Provincial and territorial authorities also have their own legislation for impaired driving. They can impose immediate short-term licence suspensions, longer-term suspensions and bigger fines, and make offenders attend education or rehabilitation programs.
In most provinces and territories, there is zero tolerance for driving under the influence of cannabis for drivers aged 21 and under, novice drivers (those with a G1, G2, M1 or M2 licence) and commercial drivers.
What defines “impaired”?
The law, however, is very clear on what constitutes impaired driving, and there are three prohibited levels for THC:
- THC levels between 2 and 5 nanograms (ng) per 1 mL of blood are considered impaired.
- THC levels of 5 ng or more per 1 mL of blood carry heavier fines and sentencing.
- Combined alcohol and THC levels are considered impaired at 50 mg or more of alcohol per 100 mL of blood, plus 2.5 ng or more of THC per 1 mL of blood.

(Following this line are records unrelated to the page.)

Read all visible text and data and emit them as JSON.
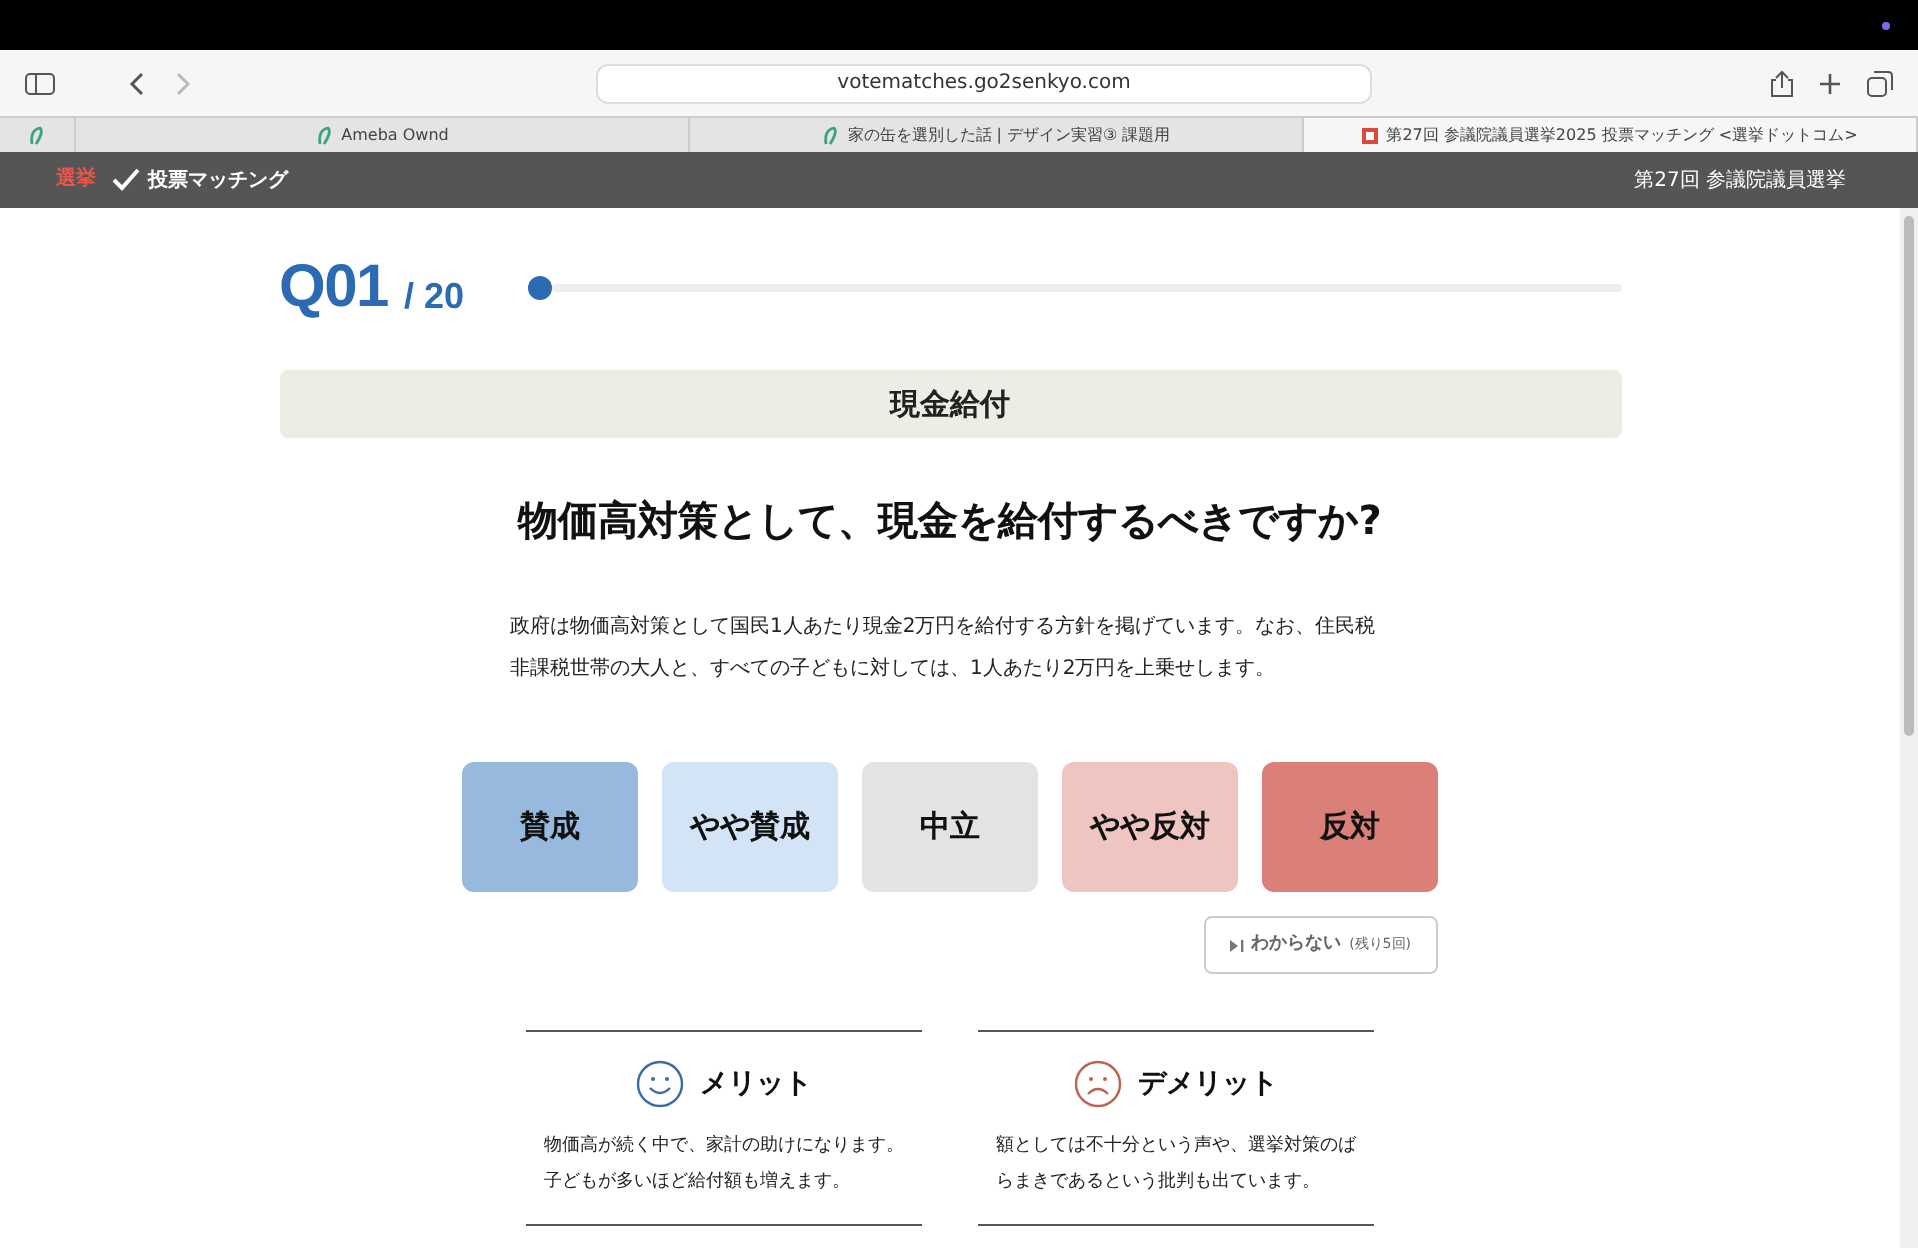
{
  "browser": {
    "url": "votematches.go2senkyo.com",
    "tabs": [
      {
        "title": "Ameba Ownd",
        "selected": false
      },
      {
        "title": "家の缶を選別した話 | デザイン実習③ 課題用",
        "selected": false
      },
      {
        "title": "第27回 参議院議員選挙2025 投票マッチング <選挙ドットコム>",
        "selected": true
      }
    ]
  },
  "header": {
    "logo_mark": "選挙",
    "logo_text": "投票マッチング",
    "election": "第27回 参議院議員選挙"
  },
  "progress": {
    "number": "Q01",
    "total": "/ 20",
    "level": 0
  },
  "category": "現金給付",
  "question": "物価高対策として、現金を給付するべきですか?",
  "description": "政府は物価高対策として国民1人あたり現金2万円を給付する方針を掲げています。なお、住民税非課税世帯の大人と、すべての子どもに対しては、1人あたり2万円を上乗せします。",
  "answers": [
    {
      "label": "賛成",
      "color": "#97b9de"
    },
    {
      "label": "やや賛成",
      "color": "#d3e4f6"
    },
    {
      "label": "中立",
      "color": "#e3e3e3"
    },
    {
      "label": "やや反対",
      "color": "#efc5c1"
    },
    {
      "label": "反対",
      "color": "#db8079"
    }
  ],
  "skip": {
    "label": "わからない",
    "remaining": "(残り5回)"
  },
  "points": [
    {
      "kind": "merit",
      "title": "メリット",
      "text": "物価高が続く中で、家計の助けになります。子どもが多いほど給付額も増えます。"
    },
    {
      "kind": "demerit",
      "title": "デメリット",
      "text": "額としては不十分という声や、選挙対策のばらまきであるという批判も出ています。"
    }
  ]
}
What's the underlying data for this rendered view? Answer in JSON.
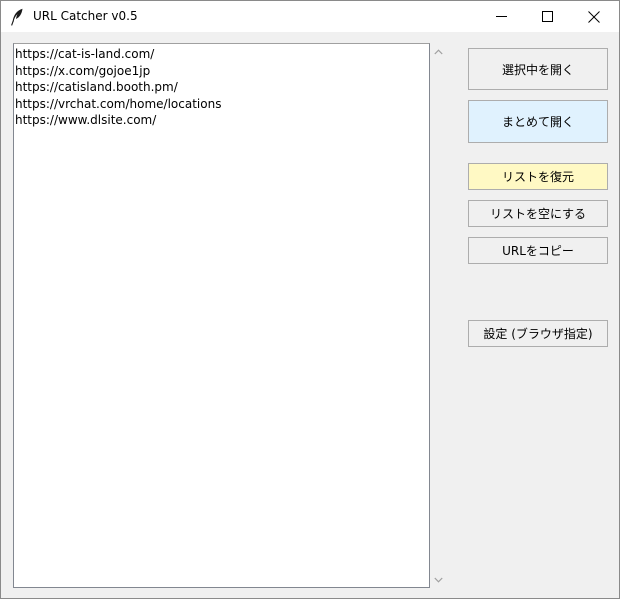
{
  "window": {
    "title": "URL Catcher v0.5",
    "icon": "feather-icon",
    "controls": {
      "minimize": "minimize-icon",
      "maximize": "maximize-icon",
      "close": "close-icon"
    }
  },
  "list": {
    "items": [
      "https://cat-is-land.com/",
      "https://x.com/gojoe1jp",
      "https://catisland.booth.pm/",
      "https://vrchat.com/home/locations",
      "https://www.dlsite.com/"
    ]
  },
  "buttons": {
    "open_selected": "選択中を開く",
    "open_all": "まとめて開く",
    "restore_list": "リストを復元",
    "clear_list": "リストを空にする",
    "copy_url": "URLをコピー",
    "settings": "設定 (ブラウザ指定)"
  },
  "colors": {
    "open_all_bg": "#e0f2fe",
    "restore_bg": "#fff9c4",
    "window_bg": "#f0f0f0"
  }
}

If a policer officer suspects cannabis impairment while someone is operating a motor vehicle (or if they suspect someone of being impaired while operating a motor vehicle within the preceding three hours), they can demand oral fluid samples (saliva) tested roadside with Approved Drug Screening Equipment (ADSE), which screens for THC. Even if the fluid sample comes back negative, officers can still demand that you perform a Standardized Field Sobriety Test (SFST) — for example, an eye examination, standing on one leg and/or a walk-and-turn test. Refusing these tests can result in criminal charges that carry the same (or greater) penalties as driving while impaired.
If a driver fails roadside tests and is arrested, officers can then demand a blood sample (taken by a trained medical technician) and/or a 12-step Drug Recognition Expert Evaluation (DRE).
What if cannabis is in the car?
Every province and territory has its own laws for vehicle transport. In Ontario, the law states that cannabis in the car must be:
- inside original packaging and unopened, or
- packaged and firmly sealed, or not otherwise readily accessible to the driver or passengers
Failure to keep cannabis contained and stored safely could result in charges.
Tips for staying safe
There is no way to know exactly when it’s safe to drive after consuming cannabis. Unlike alcohol, there’s no scientific evidence to suggest a cannabis consumption limit safe for driving or a how long a driver should wait to drive, and the method of consumption adds even more uncertainty. Some experts conclude that inhalation can impair your driving skills for six to eight hours, while ingesting cannabis can impair you for up to 12. It’s important to remember that everyone metabolizes cannabinoids differently, and even if a person feels sober, some effects of cannabis, such as drowsiness, can last 24 hours.
To stay safe and within the limits of law, always err on the side of caution and have a plan to get home safely:
- Stay overnight.
- Call for a taxi or rideshare.
- Use public transit.
- Call a close friend or family member.
- Have a designated driver.
Knowing — and adhering to — the laws of your province or territory can help you stay safe after consuming cannabis.